Counterterrorism Sanctions Authority Expanded

On Sept. 9, 2019, the President issued E.O. 13886 “Modernizing Sanctions to Combat Terrorism.”[49] E.O. 13886 amends E.O.13224 which was issued by President Bush in 2001, and rescinds E.O. 12947 issued by President Clinton. E.O. 13886 is aimed at giving the government a wider array of tools to sanction terrorist groups and their funders, as well as a unified approach. The E.O. gives federal agencies the authority to target terrorist leaders and those who participate in terrorist training and permits secondary sanctions against financial institutions that aid terrorists. As a follow-up, the treasury department sanctioned a number of terrorist organizations, including al-Qaida, Hamas, the Islamic State Militant Group and Iran's Quds Forces. The treasury department also labeled a Syrian-based al Qaida affiliate group as a specially designated global terrorist entity.

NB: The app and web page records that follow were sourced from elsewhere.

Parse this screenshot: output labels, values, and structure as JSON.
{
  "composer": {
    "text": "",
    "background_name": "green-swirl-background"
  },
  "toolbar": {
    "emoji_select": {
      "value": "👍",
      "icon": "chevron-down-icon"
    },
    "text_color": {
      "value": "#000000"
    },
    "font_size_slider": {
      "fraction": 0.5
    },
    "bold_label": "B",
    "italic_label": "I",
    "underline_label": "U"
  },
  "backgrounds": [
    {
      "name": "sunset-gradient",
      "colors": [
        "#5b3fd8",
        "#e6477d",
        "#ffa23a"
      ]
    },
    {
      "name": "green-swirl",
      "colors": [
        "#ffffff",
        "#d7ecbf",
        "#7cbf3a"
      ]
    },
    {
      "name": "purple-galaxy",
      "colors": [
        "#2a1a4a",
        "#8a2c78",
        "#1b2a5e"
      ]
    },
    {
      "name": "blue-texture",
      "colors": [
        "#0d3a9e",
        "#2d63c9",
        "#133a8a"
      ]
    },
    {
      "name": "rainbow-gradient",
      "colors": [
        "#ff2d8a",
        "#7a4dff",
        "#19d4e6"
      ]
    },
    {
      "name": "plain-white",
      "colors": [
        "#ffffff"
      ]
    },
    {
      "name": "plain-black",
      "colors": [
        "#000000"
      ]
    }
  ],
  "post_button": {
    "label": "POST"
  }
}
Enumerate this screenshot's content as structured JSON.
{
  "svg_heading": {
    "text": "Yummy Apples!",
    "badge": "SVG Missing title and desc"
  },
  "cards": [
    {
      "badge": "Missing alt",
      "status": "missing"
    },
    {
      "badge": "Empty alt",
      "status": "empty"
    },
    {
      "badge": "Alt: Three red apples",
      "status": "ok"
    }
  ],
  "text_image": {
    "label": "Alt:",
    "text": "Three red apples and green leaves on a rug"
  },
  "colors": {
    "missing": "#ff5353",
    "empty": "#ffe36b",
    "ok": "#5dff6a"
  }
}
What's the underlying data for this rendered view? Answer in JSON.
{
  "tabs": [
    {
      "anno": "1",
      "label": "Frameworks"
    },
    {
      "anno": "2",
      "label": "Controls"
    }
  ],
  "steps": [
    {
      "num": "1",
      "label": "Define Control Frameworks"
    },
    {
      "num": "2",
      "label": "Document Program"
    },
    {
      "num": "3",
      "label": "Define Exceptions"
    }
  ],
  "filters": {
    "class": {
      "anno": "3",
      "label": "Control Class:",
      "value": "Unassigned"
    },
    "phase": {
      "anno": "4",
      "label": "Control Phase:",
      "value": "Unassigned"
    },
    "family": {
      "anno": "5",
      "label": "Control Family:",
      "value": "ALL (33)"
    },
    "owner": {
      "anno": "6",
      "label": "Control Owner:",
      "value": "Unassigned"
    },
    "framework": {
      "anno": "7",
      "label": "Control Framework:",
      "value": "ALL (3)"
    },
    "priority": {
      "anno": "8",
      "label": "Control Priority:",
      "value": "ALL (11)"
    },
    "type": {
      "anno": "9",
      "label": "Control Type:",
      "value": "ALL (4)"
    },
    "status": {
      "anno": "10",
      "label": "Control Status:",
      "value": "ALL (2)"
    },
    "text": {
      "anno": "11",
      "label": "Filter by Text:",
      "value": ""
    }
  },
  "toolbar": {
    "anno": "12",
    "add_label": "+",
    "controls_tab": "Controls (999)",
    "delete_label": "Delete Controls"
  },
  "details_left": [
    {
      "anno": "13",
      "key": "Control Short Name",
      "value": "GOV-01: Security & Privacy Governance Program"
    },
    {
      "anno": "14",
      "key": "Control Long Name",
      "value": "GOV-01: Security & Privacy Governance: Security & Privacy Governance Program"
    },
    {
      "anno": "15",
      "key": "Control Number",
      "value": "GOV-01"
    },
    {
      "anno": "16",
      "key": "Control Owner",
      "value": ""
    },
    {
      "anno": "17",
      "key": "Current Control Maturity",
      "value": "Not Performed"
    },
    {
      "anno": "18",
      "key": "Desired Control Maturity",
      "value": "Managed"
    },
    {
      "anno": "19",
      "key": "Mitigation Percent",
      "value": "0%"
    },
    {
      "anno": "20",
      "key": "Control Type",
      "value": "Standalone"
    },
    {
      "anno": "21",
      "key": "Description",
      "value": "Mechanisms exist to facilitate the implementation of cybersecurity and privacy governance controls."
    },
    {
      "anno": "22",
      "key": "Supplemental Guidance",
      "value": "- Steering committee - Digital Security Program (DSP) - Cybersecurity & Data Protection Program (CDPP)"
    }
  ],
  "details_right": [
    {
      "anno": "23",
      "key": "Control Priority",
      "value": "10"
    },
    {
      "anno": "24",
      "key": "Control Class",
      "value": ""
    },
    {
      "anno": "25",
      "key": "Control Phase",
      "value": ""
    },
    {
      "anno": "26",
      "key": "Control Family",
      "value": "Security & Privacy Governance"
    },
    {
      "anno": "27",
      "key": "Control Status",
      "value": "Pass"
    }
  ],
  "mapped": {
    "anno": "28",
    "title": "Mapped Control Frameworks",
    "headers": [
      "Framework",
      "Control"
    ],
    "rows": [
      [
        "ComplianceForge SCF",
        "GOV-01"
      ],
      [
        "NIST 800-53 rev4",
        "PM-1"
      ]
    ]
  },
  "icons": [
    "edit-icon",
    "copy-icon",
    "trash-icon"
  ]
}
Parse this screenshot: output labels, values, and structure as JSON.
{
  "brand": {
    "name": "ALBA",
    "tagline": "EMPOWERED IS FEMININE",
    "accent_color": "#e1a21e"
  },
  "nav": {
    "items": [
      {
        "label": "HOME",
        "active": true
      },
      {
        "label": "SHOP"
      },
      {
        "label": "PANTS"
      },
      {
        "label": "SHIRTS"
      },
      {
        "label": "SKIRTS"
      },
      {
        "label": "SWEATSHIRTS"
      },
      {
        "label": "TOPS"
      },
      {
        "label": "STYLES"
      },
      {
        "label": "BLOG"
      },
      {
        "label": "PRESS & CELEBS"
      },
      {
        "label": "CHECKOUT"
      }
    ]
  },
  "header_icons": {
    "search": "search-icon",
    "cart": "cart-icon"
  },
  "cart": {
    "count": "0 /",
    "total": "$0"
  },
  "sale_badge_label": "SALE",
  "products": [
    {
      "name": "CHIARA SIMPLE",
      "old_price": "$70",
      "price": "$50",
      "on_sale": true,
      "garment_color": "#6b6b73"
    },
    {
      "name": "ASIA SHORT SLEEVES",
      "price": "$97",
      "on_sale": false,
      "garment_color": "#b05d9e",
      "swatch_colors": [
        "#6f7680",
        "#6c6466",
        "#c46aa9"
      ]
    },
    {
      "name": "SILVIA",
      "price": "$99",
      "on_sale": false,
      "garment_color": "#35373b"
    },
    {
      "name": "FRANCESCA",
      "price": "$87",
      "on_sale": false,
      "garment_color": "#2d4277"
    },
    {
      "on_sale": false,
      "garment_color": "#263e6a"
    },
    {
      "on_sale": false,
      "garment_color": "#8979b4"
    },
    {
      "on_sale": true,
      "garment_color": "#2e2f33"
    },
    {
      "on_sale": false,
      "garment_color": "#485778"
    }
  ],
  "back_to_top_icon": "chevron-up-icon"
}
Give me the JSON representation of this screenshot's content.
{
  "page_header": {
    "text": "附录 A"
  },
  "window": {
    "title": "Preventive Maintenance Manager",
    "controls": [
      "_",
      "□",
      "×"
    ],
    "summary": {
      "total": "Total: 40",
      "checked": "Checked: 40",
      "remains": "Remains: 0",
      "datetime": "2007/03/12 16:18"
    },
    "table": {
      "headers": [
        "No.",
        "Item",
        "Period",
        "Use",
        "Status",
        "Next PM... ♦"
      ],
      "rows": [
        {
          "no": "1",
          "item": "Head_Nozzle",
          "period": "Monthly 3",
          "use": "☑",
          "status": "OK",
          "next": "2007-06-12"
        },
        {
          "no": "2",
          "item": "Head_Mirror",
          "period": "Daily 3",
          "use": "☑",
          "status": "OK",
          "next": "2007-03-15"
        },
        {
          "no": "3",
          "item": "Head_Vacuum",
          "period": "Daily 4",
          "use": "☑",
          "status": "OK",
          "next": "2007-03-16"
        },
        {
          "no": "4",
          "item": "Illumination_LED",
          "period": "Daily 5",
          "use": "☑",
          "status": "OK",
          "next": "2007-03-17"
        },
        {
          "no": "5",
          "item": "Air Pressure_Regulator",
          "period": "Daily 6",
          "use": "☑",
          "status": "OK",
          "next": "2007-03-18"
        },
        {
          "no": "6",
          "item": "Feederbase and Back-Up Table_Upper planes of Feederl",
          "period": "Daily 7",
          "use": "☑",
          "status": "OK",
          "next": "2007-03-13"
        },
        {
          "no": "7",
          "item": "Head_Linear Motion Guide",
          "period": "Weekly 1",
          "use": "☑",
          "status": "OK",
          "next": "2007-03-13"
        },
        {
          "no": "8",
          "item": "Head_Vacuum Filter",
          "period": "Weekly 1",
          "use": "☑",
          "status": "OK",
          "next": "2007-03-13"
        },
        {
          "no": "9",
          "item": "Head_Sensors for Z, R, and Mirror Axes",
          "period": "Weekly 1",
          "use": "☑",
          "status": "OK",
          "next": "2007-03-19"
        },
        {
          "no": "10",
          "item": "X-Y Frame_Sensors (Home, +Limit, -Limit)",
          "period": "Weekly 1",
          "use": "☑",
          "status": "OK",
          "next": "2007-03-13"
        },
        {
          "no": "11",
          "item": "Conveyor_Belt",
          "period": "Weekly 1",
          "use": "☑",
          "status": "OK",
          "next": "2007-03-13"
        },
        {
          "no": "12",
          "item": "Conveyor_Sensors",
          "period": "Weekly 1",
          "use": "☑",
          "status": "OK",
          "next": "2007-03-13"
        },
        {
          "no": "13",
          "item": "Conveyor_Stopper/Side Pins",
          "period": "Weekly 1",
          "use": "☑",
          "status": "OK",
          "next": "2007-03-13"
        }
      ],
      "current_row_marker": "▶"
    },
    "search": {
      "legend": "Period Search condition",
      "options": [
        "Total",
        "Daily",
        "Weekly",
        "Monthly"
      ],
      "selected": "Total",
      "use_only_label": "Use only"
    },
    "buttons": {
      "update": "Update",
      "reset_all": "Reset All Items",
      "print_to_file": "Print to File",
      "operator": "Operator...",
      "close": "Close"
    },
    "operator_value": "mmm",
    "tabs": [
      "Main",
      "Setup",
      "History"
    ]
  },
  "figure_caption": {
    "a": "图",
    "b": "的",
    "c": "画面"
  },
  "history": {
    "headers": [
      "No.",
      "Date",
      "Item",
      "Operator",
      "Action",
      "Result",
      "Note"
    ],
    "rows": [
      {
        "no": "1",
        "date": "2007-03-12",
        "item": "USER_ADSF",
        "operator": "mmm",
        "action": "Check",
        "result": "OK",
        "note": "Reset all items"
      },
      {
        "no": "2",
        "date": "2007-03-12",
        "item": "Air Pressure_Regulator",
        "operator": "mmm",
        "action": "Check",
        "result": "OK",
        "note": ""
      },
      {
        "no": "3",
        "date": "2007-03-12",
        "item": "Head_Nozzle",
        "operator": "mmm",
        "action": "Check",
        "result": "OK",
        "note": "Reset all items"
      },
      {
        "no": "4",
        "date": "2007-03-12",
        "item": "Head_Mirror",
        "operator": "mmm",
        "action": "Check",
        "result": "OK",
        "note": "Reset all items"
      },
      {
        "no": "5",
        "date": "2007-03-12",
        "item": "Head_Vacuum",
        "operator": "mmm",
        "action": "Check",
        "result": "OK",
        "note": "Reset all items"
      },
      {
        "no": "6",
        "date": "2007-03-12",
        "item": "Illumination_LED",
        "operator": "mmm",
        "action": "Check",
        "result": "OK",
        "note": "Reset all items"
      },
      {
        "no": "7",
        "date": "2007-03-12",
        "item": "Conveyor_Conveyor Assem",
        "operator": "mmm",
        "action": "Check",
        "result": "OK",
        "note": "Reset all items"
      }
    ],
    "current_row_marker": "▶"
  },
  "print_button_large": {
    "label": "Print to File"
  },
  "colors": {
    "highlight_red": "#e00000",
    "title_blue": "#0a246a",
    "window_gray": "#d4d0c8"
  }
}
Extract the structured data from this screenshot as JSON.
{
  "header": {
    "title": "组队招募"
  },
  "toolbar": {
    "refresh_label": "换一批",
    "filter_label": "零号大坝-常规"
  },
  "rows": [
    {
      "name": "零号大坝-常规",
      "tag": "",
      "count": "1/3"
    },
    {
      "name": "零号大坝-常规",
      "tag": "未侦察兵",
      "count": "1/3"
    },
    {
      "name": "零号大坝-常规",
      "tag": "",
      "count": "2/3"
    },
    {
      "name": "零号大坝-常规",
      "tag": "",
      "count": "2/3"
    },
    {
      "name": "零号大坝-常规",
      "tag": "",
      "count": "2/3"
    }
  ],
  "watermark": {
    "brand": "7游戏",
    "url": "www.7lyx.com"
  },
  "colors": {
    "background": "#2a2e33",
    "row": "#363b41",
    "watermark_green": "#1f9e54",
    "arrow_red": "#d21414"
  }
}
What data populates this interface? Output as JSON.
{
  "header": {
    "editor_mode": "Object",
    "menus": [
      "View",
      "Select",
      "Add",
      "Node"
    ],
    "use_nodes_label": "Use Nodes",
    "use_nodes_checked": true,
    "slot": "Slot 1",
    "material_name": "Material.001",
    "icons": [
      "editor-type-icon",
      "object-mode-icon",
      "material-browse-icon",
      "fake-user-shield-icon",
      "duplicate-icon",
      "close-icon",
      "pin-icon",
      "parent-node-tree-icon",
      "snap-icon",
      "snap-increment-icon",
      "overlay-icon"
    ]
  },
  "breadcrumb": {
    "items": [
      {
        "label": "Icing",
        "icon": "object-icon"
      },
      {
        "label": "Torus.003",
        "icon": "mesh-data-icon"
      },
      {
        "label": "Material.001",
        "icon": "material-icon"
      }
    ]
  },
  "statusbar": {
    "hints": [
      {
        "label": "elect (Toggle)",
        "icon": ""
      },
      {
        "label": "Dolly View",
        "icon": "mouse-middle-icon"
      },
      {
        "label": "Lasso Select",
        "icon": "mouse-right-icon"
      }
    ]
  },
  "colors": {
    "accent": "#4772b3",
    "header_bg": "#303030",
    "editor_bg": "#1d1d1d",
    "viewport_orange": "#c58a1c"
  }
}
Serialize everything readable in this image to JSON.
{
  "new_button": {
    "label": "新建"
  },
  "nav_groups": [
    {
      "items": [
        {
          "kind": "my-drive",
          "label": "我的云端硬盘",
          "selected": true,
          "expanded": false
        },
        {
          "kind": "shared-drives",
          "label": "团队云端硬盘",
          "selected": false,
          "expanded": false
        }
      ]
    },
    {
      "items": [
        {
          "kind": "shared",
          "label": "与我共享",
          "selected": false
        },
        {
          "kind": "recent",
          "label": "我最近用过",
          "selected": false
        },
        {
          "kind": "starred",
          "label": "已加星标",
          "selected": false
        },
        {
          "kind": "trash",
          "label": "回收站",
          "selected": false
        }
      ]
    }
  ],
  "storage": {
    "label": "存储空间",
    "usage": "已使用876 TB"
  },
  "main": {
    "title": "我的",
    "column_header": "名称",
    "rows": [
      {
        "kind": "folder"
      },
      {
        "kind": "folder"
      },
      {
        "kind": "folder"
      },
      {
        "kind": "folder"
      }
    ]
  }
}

Kingpin Act Designations and Recent Settlement

On Aug. 20, 2019, OFAC designated Dominican national Cesar Emilio Peralta and the Peralta Drug Trafficking Organization (“Peralta DTO”), pursuant to the Foreign Narcotics Kingpin Designation Act.[50] OFAC designated eight additional Dominican nationals for assisting Peralta and the Peralta DTO, as well as six entities in Santo Domingo, Dominican Republic.[51] These designations target significant foreign narcotics trafficking through the Dominican Republic and to consumer markets in the United States, Puerto Rico and Europe.[52] OFAC’s Kingpin designations were closely coordinated with the Drug Enforcement Administration and the Federal Bureau of Investigation, and further OFAC’s commitment to countering criminal networks that engage in human trafficking.[53] The following day, OFAC additionally designated several Chinese individuals, pursuant to the Kingpin Act.[54]

In addition to recent Kingpin designations, on Aug. 16, 2019, OFAC settled with Atradius Trade Credit Insurance Inc. (“Atradius”), of Hunt Valley, Maryland, accepting a payment of $345,315 for apparent violations of the Foreign Narcotics Kingpin Sanctions Regulations.[55] Atradius had agreed to accept the assignment of debt owed by Grup Wisa S.A. (“Grupo Wisa”), an SDN.[56] Atradius then filed a creditor claim in Panama and ultimately received a payment of approximately $4 million in satisfaction of that debt.[57] OFAC determined that, by accepting the assignment of Grupo Wisa’s debt and receiving payment from Grupo Wisa’s liquidation, Atradius dealt in the property or interests in property of an SDN in violation of 31 C.F.R. § 598.203(a).[58] This enforcement action highlights the importance of diligence regarding any transaction with an SDN.

Given the breadth and frequency of the recent changes across multiple sanctions programs in recent months, it is important to stay abreast of OFAC’s actions and continuing developments related to all sanctions programs.